As SEO continues to become more relevant, it is becoming increasingly important for the person responsible for the content to provide content marketing along the customer journey. This is in order to provide as many content touchpoints as possible during the customer journey.

Depending on their level of knowledge, users undergo a research process over a shorter or longer period of time. Users confront a variety of challenges and questions in their search for solutions with a growing knowledge base.

Someone new to the topic of search engine optimization is more likely to ask the question, “What is SEO?” Next, they ask, “How does SEO work?” only to realize that the topic is quite complex, and they are more likely to ask “Who offers SEO services?” On this journey, companies should provide the answers.

User-centric content must anticipate needs and questions throughout the customer journey, like Google does with MUM. An in-depth SERP analysis can predict future search intentions.

SEO also applies to media formats other than text in Google MUM

SEOs are primarily concerned with text content. As Google becomes better at understanding video, images, audio and text and placing them in context, MUM makes the SERPs significantly more diverse in terms of media formats. If you look at the automated marking of places in YouTube videos, or the classification of images in the image search, you can already see it.

In the future, SEOs will be able to pay attention to semantically meaningful design of audios and videos similar to the design of text by using keyword research or TF-IDF analysis. Additionally, Google will be able to understand the spoken content of videos and audios in the future to better rank them on YouTube or a podcast search, for example.
Additional sources of actionable information about entities for data mining will also benefit semantic databases like the Knowledge Graph. As a result of the combination of high-performance natural language processing and a large number of additional sources for data mining, the long tail of knowledge is going to accelerate dramatically.
Thus, the Google MUM update represents a logical next step on the way to a semantic search engine.

Google visitors through MUM to decline?

Google wants to display more answers in the SERPs without the user having to click on the source again with innovations like MUM and BERT. The concern is that Google will turn off the traffic tap and display as much information as possible in its own world.

In this case, the interests of Google and the content publisher may diverge, and Google may use the appropriate content passages without the publisher’s consent. That’s up to Google and how they balance the interests.

Google relies on current content to answer current and future user questions.
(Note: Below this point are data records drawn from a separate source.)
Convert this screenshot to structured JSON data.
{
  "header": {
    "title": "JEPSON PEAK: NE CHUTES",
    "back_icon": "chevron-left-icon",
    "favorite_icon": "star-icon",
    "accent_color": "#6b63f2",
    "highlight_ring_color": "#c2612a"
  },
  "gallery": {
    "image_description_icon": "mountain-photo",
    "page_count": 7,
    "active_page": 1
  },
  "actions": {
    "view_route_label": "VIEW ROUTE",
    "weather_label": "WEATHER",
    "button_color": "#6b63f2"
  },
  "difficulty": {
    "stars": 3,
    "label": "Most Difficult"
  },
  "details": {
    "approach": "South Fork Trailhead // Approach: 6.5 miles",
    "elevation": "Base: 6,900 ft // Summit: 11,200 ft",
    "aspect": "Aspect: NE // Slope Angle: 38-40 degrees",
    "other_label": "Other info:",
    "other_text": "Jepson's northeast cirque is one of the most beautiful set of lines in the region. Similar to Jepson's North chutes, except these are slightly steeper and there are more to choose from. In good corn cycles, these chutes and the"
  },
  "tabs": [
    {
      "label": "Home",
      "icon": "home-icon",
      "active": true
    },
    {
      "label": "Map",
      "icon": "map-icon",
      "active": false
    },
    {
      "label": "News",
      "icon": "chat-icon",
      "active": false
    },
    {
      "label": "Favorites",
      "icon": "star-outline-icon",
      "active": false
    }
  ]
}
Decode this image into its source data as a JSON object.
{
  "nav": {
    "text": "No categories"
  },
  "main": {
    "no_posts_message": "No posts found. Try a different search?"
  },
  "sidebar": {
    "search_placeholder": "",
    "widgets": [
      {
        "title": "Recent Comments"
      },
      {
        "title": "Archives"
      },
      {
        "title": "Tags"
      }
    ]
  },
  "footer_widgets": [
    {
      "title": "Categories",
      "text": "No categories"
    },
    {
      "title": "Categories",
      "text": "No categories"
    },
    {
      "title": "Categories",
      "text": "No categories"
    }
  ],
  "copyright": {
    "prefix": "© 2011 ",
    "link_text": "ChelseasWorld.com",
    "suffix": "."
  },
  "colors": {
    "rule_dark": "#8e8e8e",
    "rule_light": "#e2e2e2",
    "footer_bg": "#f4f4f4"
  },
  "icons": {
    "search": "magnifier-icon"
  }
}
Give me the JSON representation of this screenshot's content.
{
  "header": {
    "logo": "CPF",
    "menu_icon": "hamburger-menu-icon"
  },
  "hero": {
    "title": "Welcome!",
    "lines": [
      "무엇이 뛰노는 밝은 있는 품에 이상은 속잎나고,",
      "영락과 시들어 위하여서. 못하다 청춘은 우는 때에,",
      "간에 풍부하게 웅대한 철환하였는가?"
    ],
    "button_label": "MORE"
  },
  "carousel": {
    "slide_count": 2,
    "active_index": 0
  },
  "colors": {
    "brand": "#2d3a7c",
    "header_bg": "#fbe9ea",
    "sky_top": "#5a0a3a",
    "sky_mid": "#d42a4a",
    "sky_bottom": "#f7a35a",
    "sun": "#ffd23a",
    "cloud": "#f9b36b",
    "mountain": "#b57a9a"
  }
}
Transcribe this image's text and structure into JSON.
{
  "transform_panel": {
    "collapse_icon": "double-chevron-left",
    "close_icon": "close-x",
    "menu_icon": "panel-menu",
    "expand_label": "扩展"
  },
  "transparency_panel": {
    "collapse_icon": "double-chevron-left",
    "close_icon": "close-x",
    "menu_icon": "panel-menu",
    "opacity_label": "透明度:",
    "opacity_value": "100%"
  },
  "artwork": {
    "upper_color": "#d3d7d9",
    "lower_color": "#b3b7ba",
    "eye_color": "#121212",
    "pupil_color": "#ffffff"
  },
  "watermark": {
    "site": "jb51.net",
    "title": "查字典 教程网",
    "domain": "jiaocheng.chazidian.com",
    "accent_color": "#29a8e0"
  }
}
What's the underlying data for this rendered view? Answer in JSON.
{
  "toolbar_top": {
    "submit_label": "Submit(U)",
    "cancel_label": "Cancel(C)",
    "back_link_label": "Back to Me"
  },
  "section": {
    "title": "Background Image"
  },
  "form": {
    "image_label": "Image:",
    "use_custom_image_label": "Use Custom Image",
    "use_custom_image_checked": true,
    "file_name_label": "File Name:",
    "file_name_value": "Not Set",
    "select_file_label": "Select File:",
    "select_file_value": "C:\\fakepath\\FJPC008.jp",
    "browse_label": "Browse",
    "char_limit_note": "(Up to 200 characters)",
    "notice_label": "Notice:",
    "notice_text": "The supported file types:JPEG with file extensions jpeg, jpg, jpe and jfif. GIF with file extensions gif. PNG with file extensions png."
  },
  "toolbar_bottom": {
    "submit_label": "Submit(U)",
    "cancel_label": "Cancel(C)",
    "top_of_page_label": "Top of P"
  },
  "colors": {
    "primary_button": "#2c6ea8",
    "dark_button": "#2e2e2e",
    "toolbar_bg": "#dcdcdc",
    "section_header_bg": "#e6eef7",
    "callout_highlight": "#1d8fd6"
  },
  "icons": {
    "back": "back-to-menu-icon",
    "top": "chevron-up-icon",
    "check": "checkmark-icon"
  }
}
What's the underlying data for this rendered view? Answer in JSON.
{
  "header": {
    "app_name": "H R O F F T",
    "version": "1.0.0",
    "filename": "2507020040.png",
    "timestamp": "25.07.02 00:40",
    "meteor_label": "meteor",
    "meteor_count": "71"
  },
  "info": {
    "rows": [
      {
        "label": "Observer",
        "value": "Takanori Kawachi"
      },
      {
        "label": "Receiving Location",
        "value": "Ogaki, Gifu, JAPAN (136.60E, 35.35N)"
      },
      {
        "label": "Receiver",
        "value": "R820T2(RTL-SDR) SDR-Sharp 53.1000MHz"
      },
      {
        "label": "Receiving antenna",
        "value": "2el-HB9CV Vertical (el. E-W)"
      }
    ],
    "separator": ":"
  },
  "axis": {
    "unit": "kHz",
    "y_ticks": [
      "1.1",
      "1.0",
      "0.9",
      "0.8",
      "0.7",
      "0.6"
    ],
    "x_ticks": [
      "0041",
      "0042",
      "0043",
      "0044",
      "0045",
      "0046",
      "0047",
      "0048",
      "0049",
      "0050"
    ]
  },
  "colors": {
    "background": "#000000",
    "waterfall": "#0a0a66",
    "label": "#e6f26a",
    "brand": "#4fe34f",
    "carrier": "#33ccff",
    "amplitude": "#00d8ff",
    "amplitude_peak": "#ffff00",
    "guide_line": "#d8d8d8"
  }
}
Google is a technology group that can index information algorithmically and prepare it in a user-friendly manner.

Despite this, it will probably be impossible to independently build up in-depth specialist knowledge and display it independently of publisher content. One can therefore trust that Google will keep rewarding good content with traffic.